Two tragedies occurred on the night of Jan. 3, when a Georgian diplomat's car skidded out of control near Dupont Circle and caused a violent five-car crash, say family, friends and colleagues of the envoy here in the Georgian capital.
The first, and most important, was the death of a 16-year-old Kensington, Md., girl, Joviane Waltrick, a passenger in one of the cars.But there was another kind of tragedy, friends say, in the sudden end to the career of a young diplomat who was so highly regarded, hard-working and astute that more than a few people here believed he could one day become prime minister of this impoverished former Soviet republic.
That is the view of friends, family members and high-ranking officials here who describe the diplomat, Gueorgui Makharadze, 35, as one of Georgia's best and brightest hopes for the future - and so resolutely sober that he is regarded as a bit of a square. It coincides with the view of American diplomats who know him.
It is also a view that is sharply in contrast - and utterly unfamiliar - to the perception of Makhar-adze in the United States, where he is seen as a repeat traffic offender who police suggest may have been drinking shortly before the accident.
The case has caused an outcry in the media and the public, combining as it does the terrible death of a young girl in the heart of the nation's capital with the hot-button issue of drunk driving and the unpopular convention of diplomatic immunity.
The intense focus on the case apparently prompted Secretary of State Warren Christopher to ask Georgian President Eduard Shevardnadze to consider waiving Makharadze's diplomatic immunity. Shevardnadze immediately complied, saying he is "prepared" to strip Makharadze of his immunity from criminal prosecution pending the outcome of a police investigation.

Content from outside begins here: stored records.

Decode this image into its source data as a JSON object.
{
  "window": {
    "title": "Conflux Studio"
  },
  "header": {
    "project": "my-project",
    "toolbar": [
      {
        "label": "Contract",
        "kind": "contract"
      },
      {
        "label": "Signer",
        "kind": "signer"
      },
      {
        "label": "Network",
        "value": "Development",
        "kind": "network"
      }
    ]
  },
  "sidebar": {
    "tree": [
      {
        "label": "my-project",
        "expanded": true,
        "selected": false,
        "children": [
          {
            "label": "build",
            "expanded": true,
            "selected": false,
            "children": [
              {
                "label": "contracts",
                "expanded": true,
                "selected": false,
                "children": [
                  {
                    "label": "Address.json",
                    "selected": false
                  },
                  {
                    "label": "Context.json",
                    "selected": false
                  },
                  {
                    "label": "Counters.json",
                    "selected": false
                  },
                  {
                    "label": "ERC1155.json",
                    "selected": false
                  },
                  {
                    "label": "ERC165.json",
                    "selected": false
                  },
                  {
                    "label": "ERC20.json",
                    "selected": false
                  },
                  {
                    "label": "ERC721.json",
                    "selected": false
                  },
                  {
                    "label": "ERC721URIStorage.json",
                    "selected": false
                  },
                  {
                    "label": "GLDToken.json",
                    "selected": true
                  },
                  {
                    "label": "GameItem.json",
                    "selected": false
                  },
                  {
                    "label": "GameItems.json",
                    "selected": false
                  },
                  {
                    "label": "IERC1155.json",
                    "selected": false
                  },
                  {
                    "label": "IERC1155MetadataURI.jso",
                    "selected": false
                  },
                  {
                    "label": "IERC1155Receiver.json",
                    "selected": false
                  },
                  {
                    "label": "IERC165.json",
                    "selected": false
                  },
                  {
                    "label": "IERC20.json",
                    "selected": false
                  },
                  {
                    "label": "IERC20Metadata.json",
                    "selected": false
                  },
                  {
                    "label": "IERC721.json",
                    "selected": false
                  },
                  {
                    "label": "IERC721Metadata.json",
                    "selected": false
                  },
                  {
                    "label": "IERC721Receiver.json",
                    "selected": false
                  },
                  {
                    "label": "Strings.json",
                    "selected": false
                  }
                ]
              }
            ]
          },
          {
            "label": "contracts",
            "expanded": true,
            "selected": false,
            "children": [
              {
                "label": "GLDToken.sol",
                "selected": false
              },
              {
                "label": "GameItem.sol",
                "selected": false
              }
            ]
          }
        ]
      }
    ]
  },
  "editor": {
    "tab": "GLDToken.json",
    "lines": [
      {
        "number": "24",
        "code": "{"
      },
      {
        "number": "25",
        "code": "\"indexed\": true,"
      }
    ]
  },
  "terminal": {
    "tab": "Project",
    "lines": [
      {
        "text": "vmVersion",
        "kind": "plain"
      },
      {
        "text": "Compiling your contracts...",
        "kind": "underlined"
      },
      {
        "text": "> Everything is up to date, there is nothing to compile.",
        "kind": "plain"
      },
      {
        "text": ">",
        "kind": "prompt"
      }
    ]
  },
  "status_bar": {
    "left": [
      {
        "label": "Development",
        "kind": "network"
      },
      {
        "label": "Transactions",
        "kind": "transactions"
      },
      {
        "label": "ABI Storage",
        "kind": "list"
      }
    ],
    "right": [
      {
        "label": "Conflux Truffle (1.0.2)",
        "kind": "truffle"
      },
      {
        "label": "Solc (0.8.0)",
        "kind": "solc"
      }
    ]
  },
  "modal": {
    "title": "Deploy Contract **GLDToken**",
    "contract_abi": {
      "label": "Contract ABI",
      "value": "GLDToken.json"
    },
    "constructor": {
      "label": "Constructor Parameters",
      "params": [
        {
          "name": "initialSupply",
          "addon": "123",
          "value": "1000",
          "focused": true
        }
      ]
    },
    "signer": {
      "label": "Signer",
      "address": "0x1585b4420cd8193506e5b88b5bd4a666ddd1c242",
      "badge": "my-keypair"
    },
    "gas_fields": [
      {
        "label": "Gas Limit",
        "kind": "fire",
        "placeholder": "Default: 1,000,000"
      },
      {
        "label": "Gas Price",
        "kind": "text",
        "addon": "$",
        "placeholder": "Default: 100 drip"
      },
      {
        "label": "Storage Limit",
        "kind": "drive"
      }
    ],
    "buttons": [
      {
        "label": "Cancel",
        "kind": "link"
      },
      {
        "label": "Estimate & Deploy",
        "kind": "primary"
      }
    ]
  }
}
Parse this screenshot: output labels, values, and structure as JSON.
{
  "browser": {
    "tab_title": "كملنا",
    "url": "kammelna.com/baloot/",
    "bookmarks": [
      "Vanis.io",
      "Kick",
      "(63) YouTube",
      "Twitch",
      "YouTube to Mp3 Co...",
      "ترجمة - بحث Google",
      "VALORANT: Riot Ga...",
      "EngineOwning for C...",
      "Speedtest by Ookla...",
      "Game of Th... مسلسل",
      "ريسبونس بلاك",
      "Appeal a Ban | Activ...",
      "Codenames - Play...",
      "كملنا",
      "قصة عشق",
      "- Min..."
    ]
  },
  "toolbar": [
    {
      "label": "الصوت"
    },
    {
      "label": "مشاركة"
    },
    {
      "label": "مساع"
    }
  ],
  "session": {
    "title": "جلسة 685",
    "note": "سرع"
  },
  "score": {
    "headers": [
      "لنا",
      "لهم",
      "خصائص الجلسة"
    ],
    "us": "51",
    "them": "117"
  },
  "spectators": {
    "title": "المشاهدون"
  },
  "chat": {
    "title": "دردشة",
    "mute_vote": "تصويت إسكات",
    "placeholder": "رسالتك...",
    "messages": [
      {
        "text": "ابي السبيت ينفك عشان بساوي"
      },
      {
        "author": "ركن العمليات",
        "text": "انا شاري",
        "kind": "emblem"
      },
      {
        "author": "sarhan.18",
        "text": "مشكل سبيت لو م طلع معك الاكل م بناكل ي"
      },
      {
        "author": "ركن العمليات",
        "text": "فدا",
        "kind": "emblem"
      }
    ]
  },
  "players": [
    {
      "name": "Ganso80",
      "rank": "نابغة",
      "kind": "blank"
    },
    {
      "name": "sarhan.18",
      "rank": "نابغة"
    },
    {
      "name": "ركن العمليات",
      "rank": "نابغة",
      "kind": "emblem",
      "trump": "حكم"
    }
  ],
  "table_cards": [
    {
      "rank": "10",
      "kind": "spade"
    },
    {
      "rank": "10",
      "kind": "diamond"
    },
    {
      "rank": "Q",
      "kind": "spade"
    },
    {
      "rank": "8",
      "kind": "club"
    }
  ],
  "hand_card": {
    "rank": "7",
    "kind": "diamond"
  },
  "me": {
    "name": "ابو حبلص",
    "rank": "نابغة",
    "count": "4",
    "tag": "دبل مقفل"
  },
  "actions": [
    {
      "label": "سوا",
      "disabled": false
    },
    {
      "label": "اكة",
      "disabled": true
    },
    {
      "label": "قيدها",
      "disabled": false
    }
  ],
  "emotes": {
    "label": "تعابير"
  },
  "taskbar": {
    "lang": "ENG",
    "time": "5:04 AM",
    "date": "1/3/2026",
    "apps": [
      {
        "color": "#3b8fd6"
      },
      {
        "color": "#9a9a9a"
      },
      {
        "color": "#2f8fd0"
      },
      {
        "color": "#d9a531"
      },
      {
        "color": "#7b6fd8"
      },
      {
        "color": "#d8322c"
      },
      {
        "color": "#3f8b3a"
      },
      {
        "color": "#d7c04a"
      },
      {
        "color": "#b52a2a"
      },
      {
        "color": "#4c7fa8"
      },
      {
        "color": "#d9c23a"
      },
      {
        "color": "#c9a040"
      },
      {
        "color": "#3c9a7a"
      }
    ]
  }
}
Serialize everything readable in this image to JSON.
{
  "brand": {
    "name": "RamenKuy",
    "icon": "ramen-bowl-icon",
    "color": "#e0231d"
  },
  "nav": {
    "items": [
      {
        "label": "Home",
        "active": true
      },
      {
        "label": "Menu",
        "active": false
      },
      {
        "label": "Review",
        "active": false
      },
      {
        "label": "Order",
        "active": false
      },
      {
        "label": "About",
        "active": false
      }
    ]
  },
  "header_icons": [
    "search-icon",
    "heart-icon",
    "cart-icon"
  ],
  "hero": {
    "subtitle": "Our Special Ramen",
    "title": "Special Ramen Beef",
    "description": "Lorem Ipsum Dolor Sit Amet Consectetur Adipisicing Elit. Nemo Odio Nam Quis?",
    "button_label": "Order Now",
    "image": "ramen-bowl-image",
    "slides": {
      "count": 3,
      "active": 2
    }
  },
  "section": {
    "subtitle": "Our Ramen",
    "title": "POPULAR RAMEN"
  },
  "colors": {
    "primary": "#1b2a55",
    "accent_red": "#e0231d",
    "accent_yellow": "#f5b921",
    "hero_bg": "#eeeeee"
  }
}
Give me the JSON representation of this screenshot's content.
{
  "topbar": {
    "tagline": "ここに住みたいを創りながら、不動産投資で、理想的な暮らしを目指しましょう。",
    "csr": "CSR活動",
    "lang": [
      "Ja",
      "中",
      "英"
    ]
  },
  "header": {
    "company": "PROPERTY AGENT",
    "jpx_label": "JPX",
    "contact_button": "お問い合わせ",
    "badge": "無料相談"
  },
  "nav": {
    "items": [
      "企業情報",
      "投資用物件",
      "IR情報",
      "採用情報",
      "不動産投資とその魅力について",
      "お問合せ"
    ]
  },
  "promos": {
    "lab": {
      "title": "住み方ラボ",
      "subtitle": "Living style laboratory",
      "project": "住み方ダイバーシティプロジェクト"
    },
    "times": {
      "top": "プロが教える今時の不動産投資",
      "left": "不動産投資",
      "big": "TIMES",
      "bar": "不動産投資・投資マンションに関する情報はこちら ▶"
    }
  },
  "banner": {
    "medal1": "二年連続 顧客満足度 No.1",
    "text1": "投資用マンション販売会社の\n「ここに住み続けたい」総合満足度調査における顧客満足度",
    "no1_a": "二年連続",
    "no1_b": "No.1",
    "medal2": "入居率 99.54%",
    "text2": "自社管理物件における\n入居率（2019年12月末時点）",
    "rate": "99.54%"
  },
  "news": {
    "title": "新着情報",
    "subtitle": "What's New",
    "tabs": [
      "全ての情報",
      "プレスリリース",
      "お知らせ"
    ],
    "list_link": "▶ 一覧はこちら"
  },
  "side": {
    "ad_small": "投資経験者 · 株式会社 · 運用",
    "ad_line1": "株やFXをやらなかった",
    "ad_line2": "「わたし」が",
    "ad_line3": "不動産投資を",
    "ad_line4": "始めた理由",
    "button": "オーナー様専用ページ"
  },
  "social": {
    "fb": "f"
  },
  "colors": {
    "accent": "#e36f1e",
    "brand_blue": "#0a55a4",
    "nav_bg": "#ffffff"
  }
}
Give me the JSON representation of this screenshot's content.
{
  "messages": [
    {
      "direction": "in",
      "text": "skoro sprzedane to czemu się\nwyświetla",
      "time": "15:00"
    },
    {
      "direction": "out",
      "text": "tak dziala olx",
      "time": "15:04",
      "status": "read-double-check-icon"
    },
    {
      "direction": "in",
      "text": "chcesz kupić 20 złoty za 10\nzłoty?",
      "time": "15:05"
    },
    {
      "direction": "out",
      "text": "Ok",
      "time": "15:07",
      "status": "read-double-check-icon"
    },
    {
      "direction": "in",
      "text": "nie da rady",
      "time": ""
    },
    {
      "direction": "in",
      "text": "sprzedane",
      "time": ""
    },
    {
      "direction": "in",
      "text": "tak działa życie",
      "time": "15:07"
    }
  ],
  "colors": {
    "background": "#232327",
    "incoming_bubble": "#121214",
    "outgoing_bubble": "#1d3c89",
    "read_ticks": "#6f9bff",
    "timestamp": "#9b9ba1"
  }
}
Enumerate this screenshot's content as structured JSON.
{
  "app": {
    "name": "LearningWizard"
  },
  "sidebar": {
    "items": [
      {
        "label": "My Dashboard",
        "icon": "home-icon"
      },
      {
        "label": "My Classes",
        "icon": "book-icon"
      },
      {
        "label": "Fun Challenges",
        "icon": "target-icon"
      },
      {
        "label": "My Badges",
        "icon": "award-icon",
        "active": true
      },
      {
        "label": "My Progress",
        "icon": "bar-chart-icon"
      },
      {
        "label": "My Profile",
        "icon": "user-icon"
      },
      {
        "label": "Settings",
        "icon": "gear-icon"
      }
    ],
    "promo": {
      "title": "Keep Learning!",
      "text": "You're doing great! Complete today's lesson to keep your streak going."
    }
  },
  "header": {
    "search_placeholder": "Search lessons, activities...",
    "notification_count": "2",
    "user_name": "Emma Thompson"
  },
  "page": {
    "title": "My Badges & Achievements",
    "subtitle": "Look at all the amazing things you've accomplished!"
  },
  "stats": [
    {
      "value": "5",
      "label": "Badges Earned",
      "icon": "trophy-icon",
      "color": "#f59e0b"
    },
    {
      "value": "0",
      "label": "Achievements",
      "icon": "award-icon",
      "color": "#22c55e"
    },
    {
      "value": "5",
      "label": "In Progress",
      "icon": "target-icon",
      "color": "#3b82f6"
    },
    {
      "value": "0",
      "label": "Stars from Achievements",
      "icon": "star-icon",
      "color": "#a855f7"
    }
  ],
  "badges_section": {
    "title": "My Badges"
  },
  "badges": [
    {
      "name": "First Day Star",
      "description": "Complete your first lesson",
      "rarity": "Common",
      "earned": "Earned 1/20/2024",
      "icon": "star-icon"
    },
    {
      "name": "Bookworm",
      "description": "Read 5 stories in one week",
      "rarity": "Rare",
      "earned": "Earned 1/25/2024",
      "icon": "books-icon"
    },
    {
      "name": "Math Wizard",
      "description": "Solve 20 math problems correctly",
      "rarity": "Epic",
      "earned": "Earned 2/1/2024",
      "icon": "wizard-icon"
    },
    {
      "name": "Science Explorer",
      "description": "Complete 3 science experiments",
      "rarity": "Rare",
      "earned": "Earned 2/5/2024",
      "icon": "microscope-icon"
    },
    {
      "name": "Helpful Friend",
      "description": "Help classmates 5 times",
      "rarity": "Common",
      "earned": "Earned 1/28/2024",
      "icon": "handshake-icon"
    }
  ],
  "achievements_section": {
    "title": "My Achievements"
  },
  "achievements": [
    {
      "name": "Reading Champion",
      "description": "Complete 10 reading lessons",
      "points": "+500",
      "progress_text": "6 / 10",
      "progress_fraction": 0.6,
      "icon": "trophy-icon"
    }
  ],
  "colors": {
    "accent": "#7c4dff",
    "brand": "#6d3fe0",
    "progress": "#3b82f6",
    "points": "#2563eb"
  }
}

"He was a very promising diplomat and we would have considered something (prominent) for him in the future," a somber Shevardnadze said in an interview last week, speaking of Makharadze in the past tense as many here now do. "It was with a very heavy heart that I took this decision . . . but no matter what the sentence may be, I'd still believe my very harsh decision would be justified. Justice is very often ruthless."
However, Shevardnadze's decision is not final, and he did not rule out future negotiations with Washington over Makharadze's fate.
For Shevardnadze, a former Soviet foreign minister, the decision on Makharadze not only is politically difficult, it is also personal. Before going to Washington when Georgia opened its embassy in 1994, Makharadze worked for several years as a national-security aide to Shevardnadze, one of a tight-knit group of Western-leaning young men determined to build the foundations of modern democracy here.
Shevardnadze also has been friends with Makharadze's mother, a teacher who receives foreign youth delegations here, for about 40 years. In the interview, the Georgian leader said that whatever punishment Makharadze receives, it will pain him "as if my own children were punished."
That is not the only pain for Shevardnadze. The American media firestorm prompted by the case has been matched by an uproar in the Georgian press. Newspapers here say the American media have demonized Makharadze, and they attack Shevardnadze's preliminary decision to leave him to the American legal system as akin to throwing him to the wolves.
"If our best diplomat, our leading officer in our leading embassy in the leading country of today's world, is not protected by his president and by his country, how safe are we, ordinary Georgians?" asked New Generation, a moderate Georgian daily.
Shevardnadze, more politically secure Wednesday than at any time in his nearly five years as Georgia's leader, says he will weather the criticism. He says the moral principle of just punishment outweighs what he considers to be the antiquated, Cold War-era practice of diplomatic immunity.
He is also keenly aware, and intensely grateful, that $540 million in U.S. aid, much of it in the form of wheat, has kept this nation of 5 million from starving to death since it became independent five years ago.
"If not for America's disinterested aid, tens of thousands of people in Georgia would have died from famine," he said flatly.
Most Georgians are equally thankful for American assistance to a fledgling republic that, in its infancy, had to contend with two brutal separatist wars, hundreds of thousands of refugees and competing warlords who unleashed anarchy on the streets.
But when it comes to the Makharadze case, Georgian and American perceptions part ways.
Some Americans tend to see foreign diplomats in Washington as a high-living lot - big-spending, party-hopping womanizers who disdain local custom and law.
Makharadze doesn't fit the stereotype, Georgians insist. As the No. 2 man in the Georgian Embassy, he lives in a small apartment in Arlington, Va., for which the Georgian government pays rent. He makes about $16,000 a year. Of that, he sends $200 a month home to support his elderly parents in Tbilisi, with whom he lived before going abroad. That sum doubles their monthly income. Georgian newspapers say he will not be able to afford a competent private lawyer to defend him in court if he is charged in Washington.
Like the vast majority of Georgians, Makharadze owned no car and had virtually never driven one before he was sent abroad two years ago; in his current job he has no driver.
He has never married and has had no serious girlfriends, largely because he spends virtually all his time working, according to colleagues and family members. He spent his vacation last year studying economics at Harvard, according to his sister Tamara, who visited him in Washington. He does not smoke. Friends say they have never seen him drunk, which they point out is highly unusual for a Georgian man.